### What to produce
Write out each line below precisely, passing over the pictures.

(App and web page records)
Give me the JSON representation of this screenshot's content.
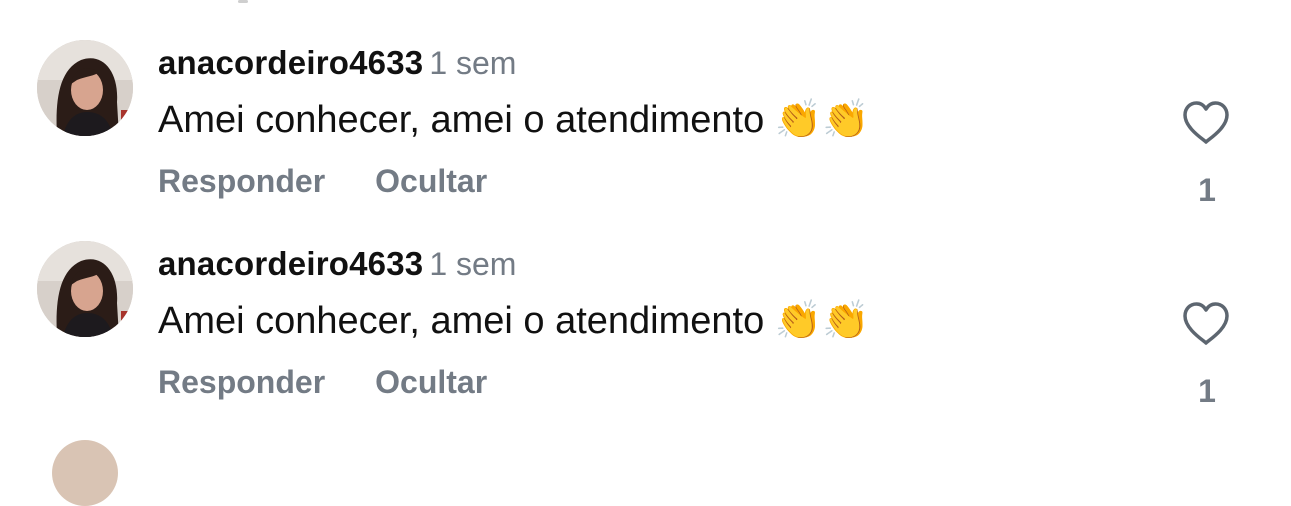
{
  "comments": [
    {
      "username": "anacordeiro4633",
      "time": "1 sem",
      "text": "Amei conhecer, amei o atendimento",
      "emoji": "👏👏",
      "reply_label": "Responder",
      "hide_label": "Ocultar",
      "like_count": "1"
    },
    {
      "username": "anacordeiro4633",
      "time": "1 sem",
      "text": "Amei conhecer, amei o atendimento",
      "emoji": "👏👏",
      "reply_label": "Responder",
      "hide_label": "Ocultar",
      "like_count": "1"
    }
  ],
  "icons": {
    "like": "heart-outline-icon"
  },
  "colors": {
    "primary_text": "#111111",
    "secondary_text": "#737b85"
  }
}
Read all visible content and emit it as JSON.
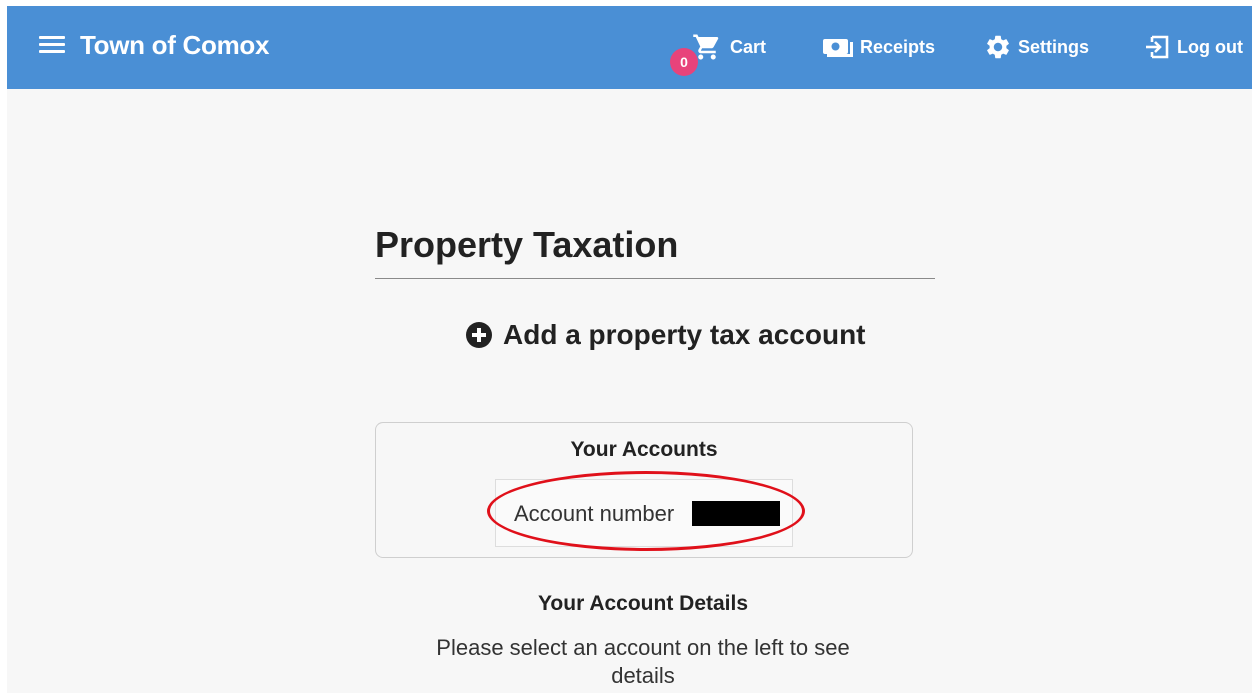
{
  "header": {
    "app_title": "Town of Comox",
    "nav": {
      "cart_label": "Cart",
      "cart_count": "0",
      "receipts_label": "Receipts",
      "settings_label": "Settings",
      "logout_label": "Log out"
    },
    "icons": [
      "menu-icon",
      "cart-icon",
      "receipts-icon",
      "gear-icon",
      "logout-icon"
    ]
  },
  "main": {
    "page_title": "Property Taxation",
    "add_account_label": "Add a property tax account",
    "accounts": {
      "heading": "Your Accounts",
      "items": [
        {
          "label": "Account number"
        }
      ]
    },
    "details": {
      "heading": "Your Account Details",
      "message": "Please select an account on the left to see details"
    }
  },
  "colors": {
    "header_bg": "#4a8fd5",
    "badge_bg": "#e8437b",
    "page_bg": "#f7f7f7",
    "annotation_oval": "#e0101a"
  }
}
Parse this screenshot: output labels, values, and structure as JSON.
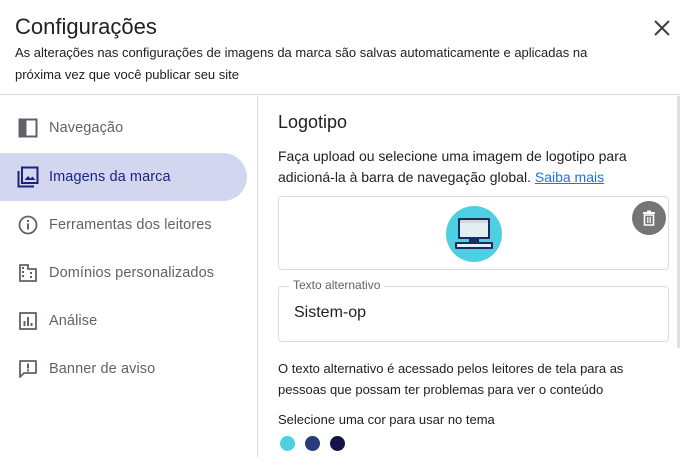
{
  "header": {
    "title": "Configurações",
    "subtitle": "As alterações nas configurações de imagens da marca são salvas automaticamente e aplicadas na próxima vez que você publicar seu site",
    "close_icon": "close-icon"
  },
  "sidebar": {
    "items": [
      {
        "label": "Navegação",
        "icon": "navigation-icon",
        "active": false
      },
      {
        "label": "Imagens da marca",
        "icon": "image-icon",
        "active": true
      },
      {
        "label": "Ferramentas dos leitores",
        "icon": "info-icon",
        "active": false
      },
      {
        "label": "Domínios personalizados",
        "icon": "domain-icon",
        "active": false
      },
      {
        "label": "Análise",
        "icon": "analytics-icon",
        "active": false
      },
      {
        "label": "Banner de aviso",
        "icon": "announcement-icon",
        "active": false
      }
    ]
  },
  "main": {
    "section_title": "Logotipo",
    "description": "Faça upload ou selecione uma imagem de logotipo para adicioná-la à barra de navegação global.",
    "learn_more": "Saiba mais",
    "alt_text_label": "Texto alternativo",
    "alt_text_value": "Sistem-op",
    "alt_help": "O texto alternativo é acessado pelos leitores de tela para as pessoas que possam ter problemas para ver o conteúdo",
    "color_label": "Selecione uma cor para usar no tema",
    "colors": [
      "#4dd0e1",
      "#283b7a",
      "#141447"
    ]
  },
  "colors": {
    "active_nav_bg": "#d2d7ef",
    "active_nav_text": "#1a237e",
    "link": "#1a73e8"
  }
}
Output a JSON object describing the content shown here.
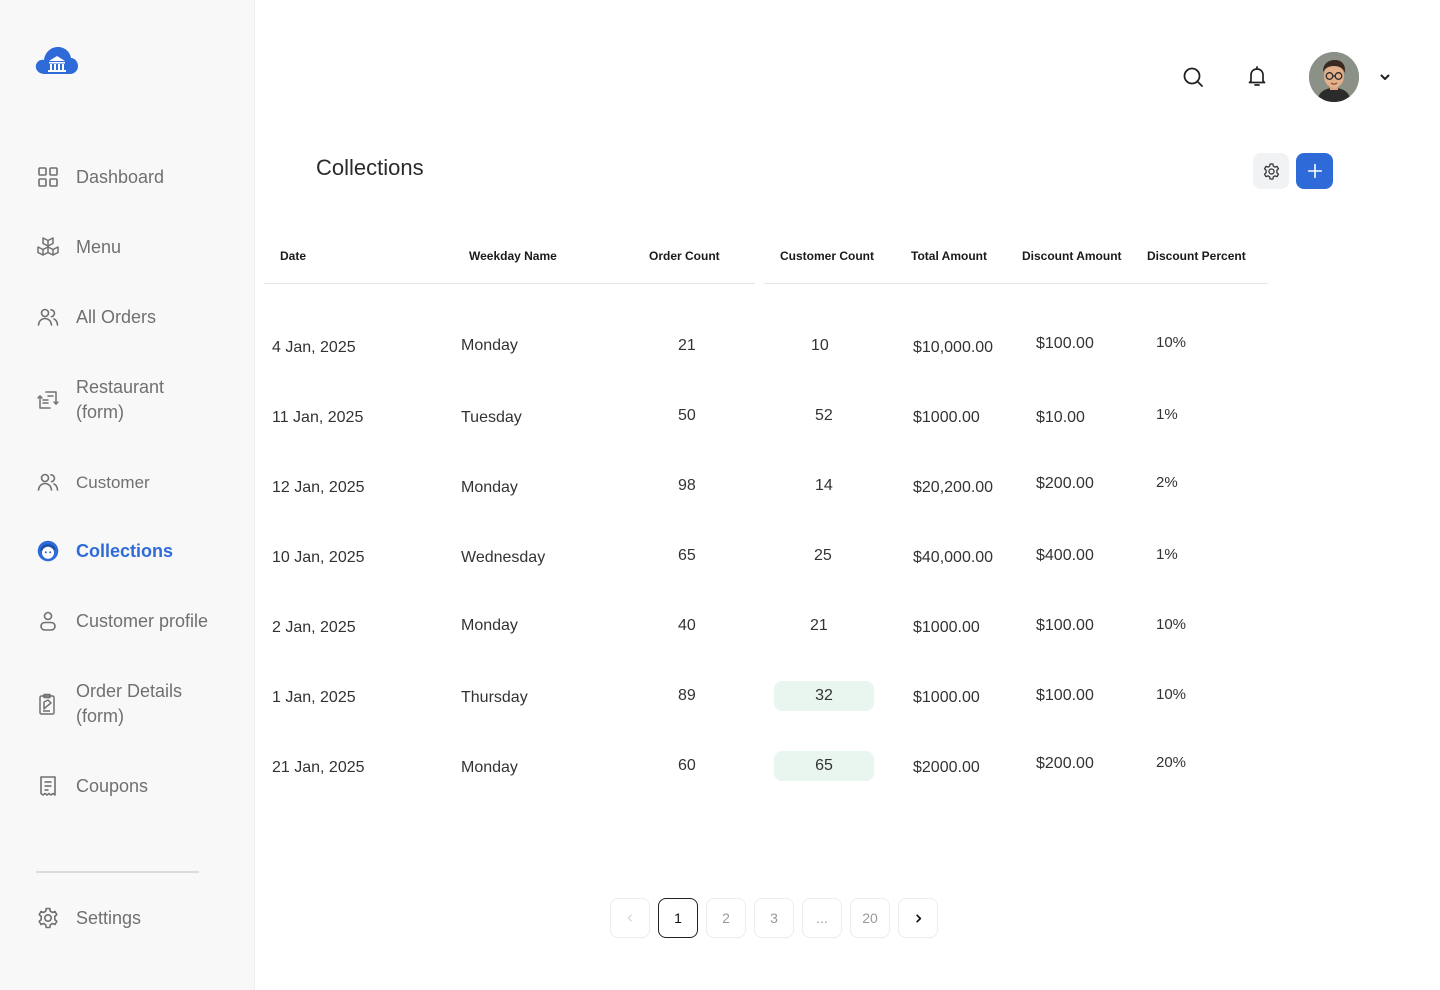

### Answer space
Give me the JSON representation of this screenshot's content.
{
  "comments": [
    {
      "username": "anacordeiro4633",
      "time": "1 sem",
      "text": "Amei conhecer, amei o atendimento",
      "emoji": "👏👏",
      "reply_label": "Responder",
      "hide_label": "Ocultar",
      "like_count": "1"
    },
    {
      "username": "anacordeiro4633",
      "time": "1 sem",
      "text": "Amei conhecer, amei o atendimento",
      "emoji": "👏👏",
      "reply_label": "Responder",
      "hide_label": "Ocultar",
      "like_count": "1"
    }
  ],
  "icons": {
    "like": "heart-outline-icon"
  },
  "colors": {
    "primary_text": "#111111",
    "secondary_text": "#737b85"
  }
}
Read all visible content and emit it as JSON.
{
  "header": {
    "app_title": "Town of Comox",
    "nav": {
      "cart_label": "Cart",
      "cart_count": "0",
      "receipts_label": "Receipts",
      "settings_label": "Settings",
      "logout_label": "Log out"
    },
    "icons": [
      "menu-icon",
      "cart-icon",
      "receipts-icon",
      "gear-icon",
      "logout-icon"
    ]
  },
  "main": {
    "page_title": "Property Taxation",
    "add_account_label": "Add a property tax account",
    "accounts": {
      "heading": "Your Accounts",
      "items": [
        {
          "label": "Account number"
        }
      ]
    },
    "details": {
      "heading": "Your Account Details",
      "message": "Please select an account on the left to see details"
    }
  },
  "colors": {
    "header_bg": "#4a8fd5",
    "badge_bg": "#e8437b",
    "page_bg": "#f7f7f7",
    "annotation_oval": "#e0101a"
  }
}
Parse this screenshot: output labels, values, and structure as JSON.
{
  "header": {
    "title": "Configurações",
    "subtitle": "As alterações nas configurações de imagens da marca são salvas automaticamente e aplicadas na próxima vez que você publicar seu site",
    "close_icon": "close-icon"
  },
  "sidebar": {
    "items": [
      {
        "label": "Navegação",
        "icon": "navigation-icon",
        "active": false
      },
      {
        "label": "Imagens da marca",
        "icon": "image-icon",
        "active": true
      },
      {
        "label": "Ferramentas dos leitores",
        "icon": "info-icon",
        "active": false
      },
      {
        "label": "Domínios personalizados",
        "icon": "domain-icon",
        "active": false
      },
      {
        "label": "Análise",
        "icon": "analytics-icon",
        "active": false
      },
      {
        "label": "Banner de aviso",
        "icon": "announcement-icon",
        "active": false
      }
    ]
  },
  "main": {
    "section_title": "Logotipo",
    "description": "Faça upload ou selecione uma imagem de logotipo para adicioná-la à barra de navegação global.",
    "learn_more": "Saiba mais",
    "alt_text_label": "Texto alternativo",
    "alt_text_value": "Sistem-op",
    "alt_help": "O texto alternativo é acessado pelos leitores de tela para as pessoas que possam ter problemas para ver o conteúdo",
    "color_label": "Selecione uma cor para usar no tema",
    "colors": [
      "#4dd0e1",
      "#283b7a",
      "#141447"
    ]
  },
  "colors": {
    "active_nav_bg": "#d2d7ef",
    "active_nav_text": "#1a237e",
    "link": "#1a73e8"
  }
}
Output a JSON object describing the content shown here.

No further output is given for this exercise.